A big relief, then. Renewed energy. Resurrection.

Thank you, Ms. Munro. I, too, had been skeptical about those turnarounds, fresh starts, and preposterous adventures. I felt I was getting too old for those things. My eyes were not going to open again to such possibilities. Ah—but they were. They were.

Stray sentences

“… I was not despondent. I had made a desperate change in my life, and in spite of the regrets I suffered every day, I was proud of that. I felt as if I had finally come out into the world in a new, true skin. Sitting at the desk, I made a cup of coffee or of thin red soup last an hour, clasping my hands around the cup while there was still any warmth to be got from it. I read, but without purpose or involvement. I read stray sentences from the books that I had always meant to read. Often these sentences seemed so satisfying to me, or so elusive and lovely, that I could not help abandoning all the surrounding words and giving myself up to a peculiar state. I was alert and dreamy, closed off from all particular people but conscious all the time of the city itself—which seemed a strange place.”

Alice Munro, from “The Albanian Virgin,” in Selected Stories (Penguin Books, 1998)

(Photograph by dabacahin.)

Laura Miller on Alice Munro: “The breath of life”

… The short story form (in prospect, at least) has never appealed to me, and after a dire childhood encounter with “Little Women” — foisted on me by female relatives — I developed a lifelong resistance to fiction in which, as my teenage self once put it, “people just sit around thinking about how they feel about their relatives.”

But, if we’re lucky, we grow up and learn to reconsider our prejudices. One day, a little over a decade ago, I picked up a copy of “Hateship, Friendship, Courtship, Loveship, Marriage,” figuring I ought to at least try to expand my readerly horizons. I read it. I got it. And here is the review if you’d like a deeper explanation of what I had to say about it back then.

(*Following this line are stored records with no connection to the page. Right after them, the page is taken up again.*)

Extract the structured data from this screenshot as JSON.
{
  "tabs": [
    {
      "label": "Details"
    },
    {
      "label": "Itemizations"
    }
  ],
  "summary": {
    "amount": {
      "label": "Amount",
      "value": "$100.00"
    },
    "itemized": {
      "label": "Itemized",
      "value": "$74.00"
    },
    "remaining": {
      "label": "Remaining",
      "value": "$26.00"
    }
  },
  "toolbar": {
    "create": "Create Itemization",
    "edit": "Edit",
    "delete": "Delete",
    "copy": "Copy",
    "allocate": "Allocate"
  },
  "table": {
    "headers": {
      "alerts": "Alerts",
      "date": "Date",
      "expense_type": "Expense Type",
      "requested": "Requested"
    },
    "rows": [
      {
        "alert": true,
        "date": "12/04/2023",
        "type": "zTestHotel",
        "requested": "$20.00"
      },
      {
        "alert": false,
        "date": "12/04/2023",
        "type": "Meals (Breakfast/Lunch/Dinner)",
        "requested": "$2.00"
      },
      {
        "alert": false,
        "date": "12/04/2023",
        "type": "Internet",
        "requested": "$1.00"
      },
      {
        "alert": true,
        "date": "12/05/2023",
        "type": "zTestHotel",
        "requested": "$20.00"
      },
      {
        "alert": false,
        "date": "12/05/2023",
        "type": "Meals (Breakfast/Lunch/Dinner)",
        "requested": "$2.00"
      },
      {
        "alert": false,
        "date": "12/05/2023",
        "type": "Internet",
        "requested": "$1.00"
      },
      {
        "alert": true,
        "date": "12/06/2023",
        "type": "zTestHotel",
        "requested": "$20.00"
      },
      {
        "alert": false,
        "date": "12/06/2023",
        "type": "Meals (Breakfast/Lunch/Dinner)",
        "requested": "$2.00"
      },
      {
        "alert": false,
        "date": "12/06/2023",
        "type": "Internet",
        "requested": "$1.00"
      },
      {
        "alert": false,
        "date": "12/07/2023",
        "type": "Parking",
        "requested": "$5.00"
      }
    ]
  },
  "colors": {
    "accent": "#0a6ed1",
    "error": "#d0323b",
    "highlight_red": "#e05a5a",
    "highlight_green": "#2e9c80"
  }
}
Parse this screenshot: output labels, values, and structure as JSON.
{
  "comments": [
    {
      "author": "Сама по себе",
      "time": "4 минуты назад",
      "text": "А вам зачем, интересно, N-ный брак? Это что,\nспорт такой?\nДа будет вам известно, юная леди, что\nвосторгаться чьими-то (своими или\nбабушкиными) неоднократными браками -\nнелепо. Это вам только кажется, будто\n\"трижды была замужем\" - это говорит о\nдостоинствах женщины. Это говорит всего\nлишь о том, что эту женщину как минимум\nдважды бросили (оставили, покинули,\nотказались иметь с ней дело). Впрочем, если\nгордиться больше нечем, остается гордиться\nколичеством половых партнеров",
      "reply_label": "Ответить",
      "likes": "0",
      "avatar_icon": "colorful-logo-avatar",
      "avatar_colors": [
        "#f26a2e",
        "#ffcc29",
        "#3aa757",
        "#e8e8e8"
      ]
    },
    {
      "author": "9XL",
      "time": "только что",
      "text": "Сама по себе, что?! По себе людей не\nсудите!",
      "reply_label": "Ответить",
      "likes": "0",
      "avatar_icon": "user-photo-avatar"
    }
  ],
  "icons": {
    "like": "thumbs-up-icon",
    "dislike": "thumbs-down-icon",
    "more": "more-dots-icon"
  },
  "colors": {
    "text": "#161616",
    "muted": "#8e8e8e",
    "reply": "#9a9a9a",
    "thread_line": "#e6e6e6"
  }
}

While I might still prefer fat novels set on a broader stage and teeming with ideas and adventures, in Munro’s stories I found the breath of life, but more than that: the feeling of having lived through her characters rather than just being entertained or enlightened by them. Her work transmitted to me the resonance of age — what’s commonly referred to as its wisdom — without requiring that I actually be old to apprehend it. The writers capable of doing this are vanishingly rare; one of them is Chekhov, and the rest you can probably count on one hand.

[ … ]

… I will tell you this, as a fellow skeptic: If, when you read about Munro, your first thought is “Yeah, right: That’s definitely not for me,” please do think again. If you are only ever going to give this genre of fiction one try, she’s the author to pick: I recommend both “Hateship, Friendship, Courtship, Loveship, Marriage” and “Friend of My Youth” (which I have since read — Thanks, Mary, and sorry I was such an ass about it). If those books do not move you, then you can return to your well-worn readerly groove in perfect confidence that your tastes are really as limited as you assumed. And the loss will be nobody’s but your own.

— from “How Alice Munro Won Me Over” (Salon)